RECORD SET -
# # # # #
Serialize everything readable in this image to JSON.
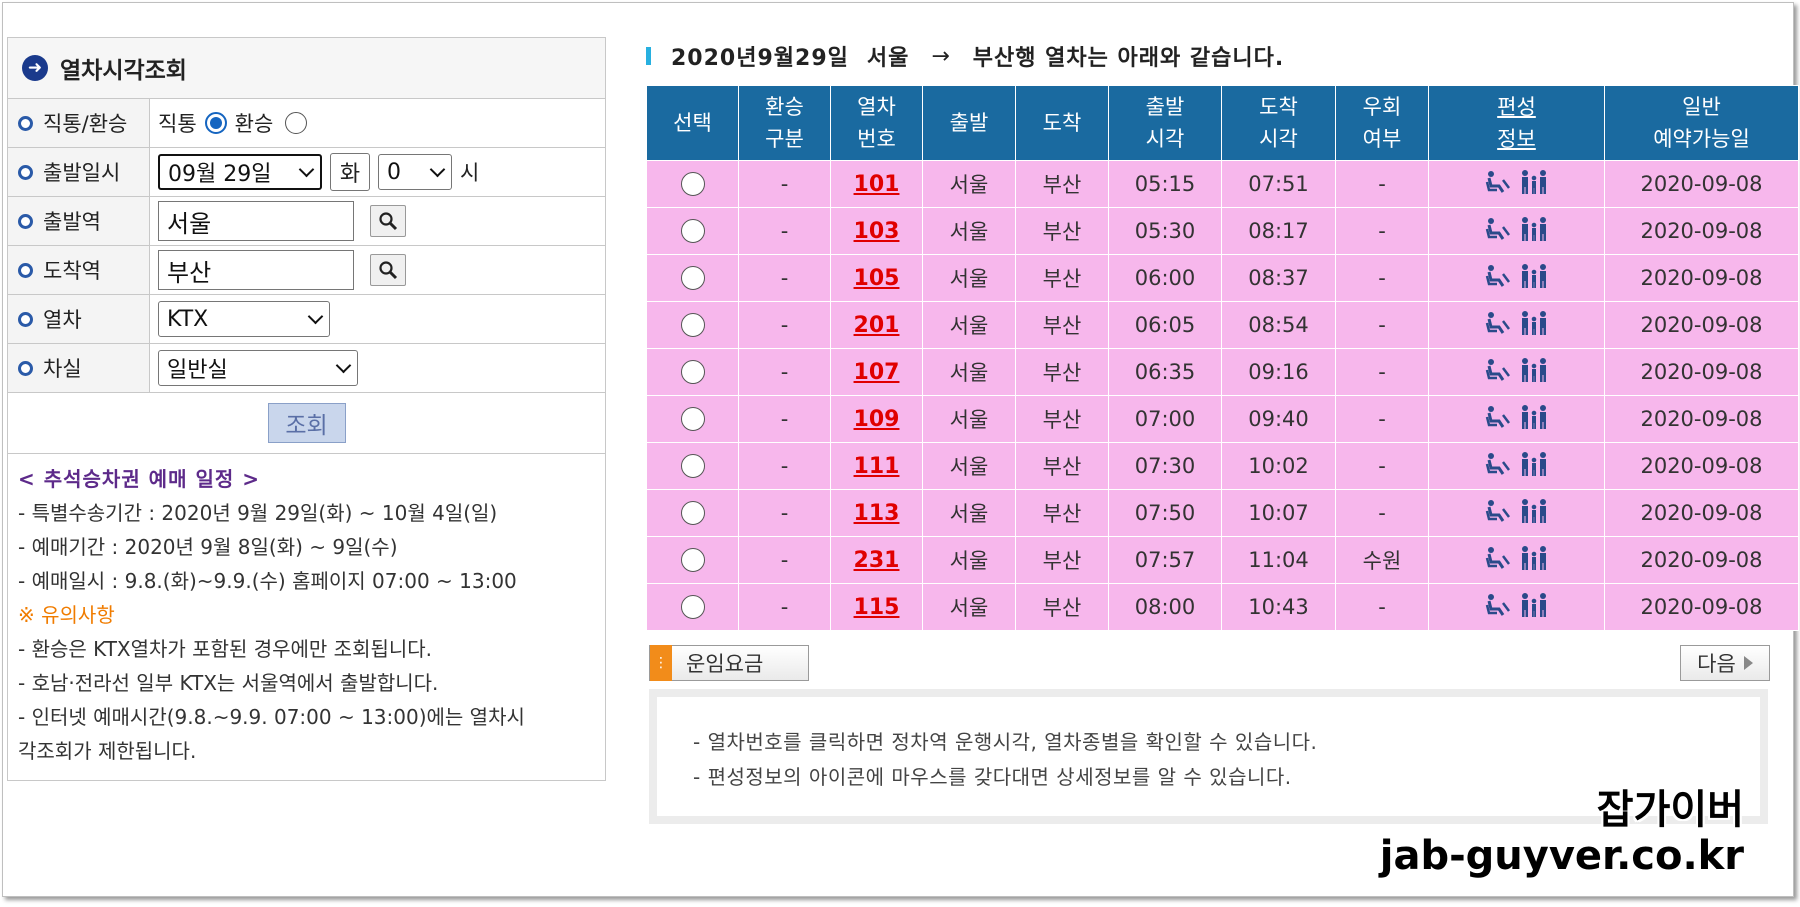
{
  "left_panel": {
    "title": "열차시각조회",
    "rows": {
      "type": {
        "label": "직통/환승",
        "opt_direct": "직통",
        "opt_transfer": "환승",
        "selected": "직통"
      },
      "date": {
        "label": "출발일시",
        "date_value": "09월 29일",
        "day": "화",
        "hour_value": "0",
        "hour_unit": "시"
      },
      "departure": {
        "label": "출발역",
        "value": "서울"
      },
      "arrival": {
        "label": "도착역",
        "value": "부산"
      },
      "train": {
        "label": "열차",
        "value": "KTX"
      },
      "seat": {
        "label": "차실",
        "value": "일반실"
      }
    },
    "query_button": "조회",
    "notice": {
      "title": "< 추석승차권 예매 일정 >",
      "line1": "- 특별수송기간 : 2020년 9월 29일(화) ~ 10월 4일(일)",
      "line2": "- 예매기간 : 2020년 9월 8일(화) ~ 9일(수)",
      "line3": "- 예매일시 : 9.8.(화)~9.9.(수) 홈페이지 07:00 ~ 13:00",
      "warn_title": "※ 유의사항",
      "line4": "- 환승은 KTX열차가 포함된 경우에만 조회됩니다.",
      "line5": "- 호남·전라선 일부 KTX는 서울역에서 출발합니다.",
      "line6": "- 인터넷 예매시간(9.8.~9.9. 07:00 ~ 13:00)에는 열차시",
      "line7": "각조회가 제한됩니다."
    }
  },
  "result": {
    "title_date": "2020년9월29일",
    "title_from": "서울",
    "title_arrow": "→",
    "title_rest": "부산행 열차는 아래와 같습니다.",
    "headers": {
      "select": "선택",
      "transfer_1": "환승",
      "transfer_2": "구분",
      "train_1": "열차",
      "train_2": "번호",
      "dep": "출발",
      "arr": "도착",
      "dep_time_1": "출발",
      "dep_time_2": "시각",
      "arr_time_1": "도착",
      "arr_time_2": "시각",
      "detour_1": "우회",
      "detour_2": "여부",
      "formation_1": "편성",
      "formation_2": "정보",
      "booking_1": "일반",
      "booking_2": "예약가능일"
    },
    "rows": [
      {
        "transfer": "-",
        "no": "101",
        "dep": "서울",
        "arr": "부산",
        "dep_time": "05:15",
        "arr_time": "07:51",
        "detour": "-",
        "booking": "2020-09-08"
      },
      {
        "transfer": "-",
        "no": "103",
        "dep": "서울",
        "arr": "부산",
        "dep_time": "05:30",
        "arr_time": "08:17",
        "detour": "-",
        "booking": "2020-09-08"
      },
      {
        "transfer": "-",
        "no": "105",
        "dep": "서울",
        "arr": "부산",
        "dep_time": "06:00",
        "arr_time": "08:37",
        "detour": "-",
        "booking": "2020-09-08"
      },
      {
        "transfer": "-",
        "no": "201",
        "dep": "서울",
        "arr": "부산",
        "dep_time": "06:05",
        "arr_time": "08:54",
        "detour": "-",
        "booking": "2020-09-08"
      },
      {
        "transfer": "-",
        "no": "107",
        "dep": "서울",
        "arr": "부산",
        "dep_time": "06:35",
        "arr_time": "09:16",
        "detour": "-",
        "booking": "2020-09-08"
      },
      {
        "transfer": "-",
        "no": "109",
        "dep": "서울",
        "arr": "부산",
        "dep_time": "07:00",
        "arr_time": "09:40",
        "detour": "-",
        "booking": "2020-09-08"
      },
      {
        "transfer": "-",
        "no": "111",
        "dep": "서울",
        "arr": "부산",
        "dep_time": "07:30",
        "arr_time": "10:02",
        "detour": "-",
        "booking": "2020-09-08"
      },
      {
        "transfer": "-",
        "no": "113",
        "dep": "서울",
        "arr": "부산",
        "dep_time": "07:50",
        "arr_time": "10:07",
        "detour": "-",
        "booking": "2020-09-08"
      },
      {
        "transfer": "-",
        "no": "231",
        "dep": "서울",
        "arr": "부산",
        "dep_time": "07:57",
        "arr_time": "11:04",
        "detour": "수원",
        "booking": "2020-09-08"
      },
      {
        "transfer": "-",
        "no": "115",
        "dep": "서울",
        "arr": "부산",
        "dep_time": "08:00",
        "arr_time": "10:43",
        "detour": "-",
        "booking": "2020-09-08"
      }
    ],
    "fare_button": "운임요금",
    "next_button": "다음",
    "info_line1": "- 열차번호를 클릭하면 정차역 운행시각, 열차종별을 확인할 수 있습니다.",
    "info_line2": "- 편성정보의 아이콘에 마우스를 갖다대면 상세정보를 알 수 있습니다."
  },
  "watermark": {
    "line1": "잡가이버",
    "line2": "jab-guyver.co.kr"
  },
  "colors": {
    "header_bg": "#1a6aa0",
    "row_bg": "#f7b7ec",
    "train_no": "#e00000",
    "notice_title": "#5d2a8a",
    "warn": "#f07c00"
  }
}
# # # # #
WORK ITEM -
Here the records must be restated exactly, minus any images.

RESPONSE BELOW -
Serialize everything readable in this image to JSON.
{
  "left_panel": {
    "title": "열차시각조회",
    "rows": {
      "type": {
        "label": "직통/환승",
        "opt_direct": "직통",
        "opt_transfer": "환승",
        "selected": "직통"
      },
      "date": {
        "label": "출발일시",
        "date_value": "09월 29일",
        "day": "화",
        "hour_value": "0",
        "hour_unit": "시"
      },
      "departure": {
        "label": "출발역",
        "value": "서울"
      },
      "arrival": {
        "label": "도착역",
        "value": "부산"
      },
      "train": {
        "label": "열차",
        "value": "KTX"
      },
      "seat": {
        "label": "차실",
        "value": "일반실"
      }
    },
    "query_button": "조회",
    "notice": {
      "title": "< 추석승차권 예매 일정 >",
      "line1": "- 특별수송기간 : 2020년 9월 29일(화) ~ 10월 4일(일)",
      "line2": "- 예매기간 : 2020년 9월 8일(화) ~ 9일(수)",
      "line3": "- 예매일시 : 9.8.(화)~9.9.(수) 홈페이지 07:00 ~ 13:00",
      "warn_title": "※ 유의사항",
      "line4": "- 환승은 KTX열차가 포함된 경우에만 조회됩니다.",
      "line5": "- 호남·전라선 일부 KTX는 서울역에서 출발합니다.",
      "line6": "- 인터넷 예매시간(9.8.~9.9. 07:00 ~ 13:00)에는 열차시",
      "line7": "각조회가 제한됩니다."
    }
  },
  "result": {
    "title_date": "2020년9월29일",
    "title_from": "서울",
    "title_arrow": "→",
    "title_rest": "부산행 열차는 아래와 같습니다.",
    "headers": {
      "select": "선택",
      "transfer_1": "환승",
      "transfer_2": "구분",
      "train_1": "열차",
      "train_2": "번호",
      "dep": "출발",
      "arr": "도착",
      "dep_time_1": "출발",
      "dep_time_2": "시각",
      "arr_time_1": "도착",
      "arr_time_2": "시각",
      "detour_1": "우회",
      "detour_2": "여부",
      "formation_1": "편성",
      "formation_2": "정보",
      "booking_1": "일반",
      "booking_2": "예약가능일"
    },
    "rows": [
      {
        "transfer": "-",
        "no": "101",
        "dep": "서울",
        "arr": "부산",
        "dep_time": "05:15",
        "arr_time": "07:51",
        "detour": "-",
        "booking": "2020-09-08"
      },
      {
        "transfer": "-",
        "no": "103",
        "dep": "서울",
        "arr": "부산",
        "dep_time": "05:30",
        "arr_time": "08:17",
        "detour": "-",
        "booking": "2020-09-08"
      },
      {
        "transfer": "-",
        "no": "105",
        "dep": "서울",
        "arr": "부산",
        "dep_time": "06:00",
        "arr_time": "08:37",
        "detour": "-",
        "booking": "2020-09-08"
      },
      {
        "transfer": "-",
        "no": "201",
        "dep": "서울",
        "arr": "부산",
        "dep_time": "06:05",
        "arr_time": "08:54",
        "detour": "-",
        "booking": "2020-09-08"
      },
      {
        "transfer": "-",
        "no": "107",
        "dep": "서울",
        "arr": "부산",
        "dep_time": "06:35",
        "arr_time": "09:16",
        "detour": "-",
        "booking": "2020-09-08"
      },
      {
        "transfer": "-",
        "no": "109",
        "dep": "서울",
        "arr": "부산",
        "dep_time": "07:00",
        "arr_time": "09:40",
        "detour": "-",
        "booking": "2020-09-08"
      },
      {
        "transfer": "-",
        "no": "111",
        "dep": "서울",
        "arr": "부산",
        "dep_time": "07:30",
        "arr_time": "10:02",
        "detour": "-",
        "booking": "2020-09-08"
      },
      {
        "transfer": "-",
        "no": "113",
        "dep": "서울",
        "arr": "부산",
        "dep_time": "07:50",
        "arr_time": "10:07",
        "detour": "-",
        "booking": "2020-09-08"
      },
      {
        "transfer": "-",
        "no": "231",
        "dep": "서울",
        "arr": "부산",
        "dep_time": "07:57",
        "arr_time": "11:04",
        "detour": "수원",
        "booking": "2020-09-08"
      },
      {
        "transfer": "-",
        "no": "115",
        "dep": "서울",
        "arr": "부산",
        "dep_time": "08:00",
        "arr_time": "10:43",
        "detour": "-",
        "booking": "2020-09-08"
      }
    ],
    "fare_button": "운임요금",
    "next_button": "다음",
    "info_line1": "- 열차번호를 클릭하면 정차역 운행시각, 열차종별을 확인할 수 있습니다.",
    "info_line2": "- 편성정보의 아이콘에 마우스를 갖다대면 상세정보를 알 수 있습니다."
  },
  "watermark": {
    "line1": "잡가이버",
    "line2": "jab-guyver.co.kr"
  },
  "colors": {
    "header_bg": "#1a6aa0",
    "row_bg": "#f7b7ec",
    "train_no": "#e00000",
    "notice_title": "#5d2a8a",
    "warn": "#f07c00"
  }
}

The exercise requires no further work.